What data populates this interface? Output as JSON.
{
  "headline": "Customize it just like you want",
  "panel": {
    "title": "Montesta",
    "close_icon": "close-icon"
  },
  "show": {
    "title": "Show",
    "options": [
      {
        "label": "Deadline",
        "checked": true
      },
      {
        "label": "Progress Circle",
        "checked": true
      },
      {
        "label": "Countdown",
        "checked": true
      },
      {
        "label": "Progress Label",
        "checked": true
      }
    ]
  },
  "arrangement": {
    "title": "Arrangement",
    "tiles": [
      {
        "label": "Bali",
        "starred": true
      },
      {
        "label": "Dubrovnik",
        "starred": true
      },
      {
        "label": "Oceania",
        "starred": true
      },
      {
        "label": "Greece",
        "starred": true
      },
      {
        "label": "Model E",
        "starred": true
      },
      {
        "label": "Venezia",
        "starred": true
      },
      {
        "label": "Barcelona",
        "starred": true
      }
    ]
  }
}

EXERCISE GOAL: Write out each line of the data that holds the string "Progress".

RESULT OF THIS TASK:
        "label": "Progress Circle",
        "label": "Progress Label",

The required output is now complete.